DATA PROVIDED
========

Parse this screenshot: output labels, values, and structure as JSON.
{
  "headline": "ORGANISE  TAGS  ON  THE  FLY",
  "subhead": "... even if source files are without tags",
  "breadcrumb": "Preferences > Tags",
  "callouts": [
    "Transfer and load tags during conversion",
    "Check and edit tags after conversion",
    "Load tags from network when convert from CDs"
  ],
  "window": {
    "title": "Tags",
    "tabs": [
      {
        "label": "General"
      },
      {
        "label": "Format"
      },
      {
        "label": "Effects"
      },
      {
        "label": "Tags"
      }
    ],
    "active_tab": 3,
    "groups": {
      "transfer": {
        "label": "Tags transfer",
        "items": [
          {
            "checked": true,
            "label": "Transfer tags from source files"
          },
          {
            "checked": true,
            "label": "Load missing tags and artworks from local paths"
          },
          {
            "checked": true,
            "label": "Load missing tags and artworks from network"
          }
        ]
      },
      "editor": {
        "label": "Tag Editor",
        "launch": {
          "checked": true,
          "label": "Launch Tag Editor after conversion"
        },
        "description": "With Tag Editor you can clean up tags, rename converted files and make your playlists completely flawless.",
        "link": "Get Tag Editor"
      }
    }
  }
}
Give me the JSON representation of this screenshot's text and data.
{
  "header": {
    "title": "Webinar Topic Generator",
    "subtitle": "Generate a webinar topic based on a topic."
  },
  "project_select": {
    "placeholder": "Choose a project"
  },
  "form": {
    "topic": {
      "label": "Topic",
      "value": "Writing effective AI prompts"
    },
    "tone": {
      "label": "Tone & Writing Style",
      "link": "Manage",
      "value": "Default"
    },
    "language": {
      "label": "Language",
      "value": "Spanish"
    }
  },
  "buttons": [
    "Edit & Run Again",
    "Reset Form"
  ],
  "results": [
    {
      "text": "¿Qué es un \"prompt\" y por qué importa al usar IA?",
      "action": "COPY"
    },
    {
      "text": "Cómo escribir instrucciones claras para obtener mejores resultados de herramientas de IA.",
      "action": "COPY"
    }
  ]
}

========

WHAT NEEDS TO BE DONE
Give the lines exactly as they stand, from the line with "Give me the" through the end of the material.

OUTPUT OF THE TASK
Give me the JSON representation of this screenshot's text and data.
{
  "header": {
    "title": "Webinar Topic Generator",
    "subtitle": "Generate a webinar topic based on a topic."
  },
  "project_select": {
    "placeholder": "Choose a project"
  },
  "form": {
    "topic": {
      "label": "Topic",
      "value": "Writing effective AI prompts"
    },
    "tone": {
      "label": "Tone & Writing Style",
      "link": "Manage",
      "value": "Default"
    },
    "language": {
      "label": "Language",
      "value": "Spanish"
    }
  },
  "buttons": [
    "Edit & Run Again",
    "Reset Form"
  ],
  "results": [
    {
      "text": "¿Qué es un \"prompt\" y por qué importa al usar IA?",
      "action": "COPY"
    },
    {
      "text": "Cómo escribir instrucciones claras para obtener mejores resultados de herramientas de IA.",
      "action": "COPY"
    }
  ]
}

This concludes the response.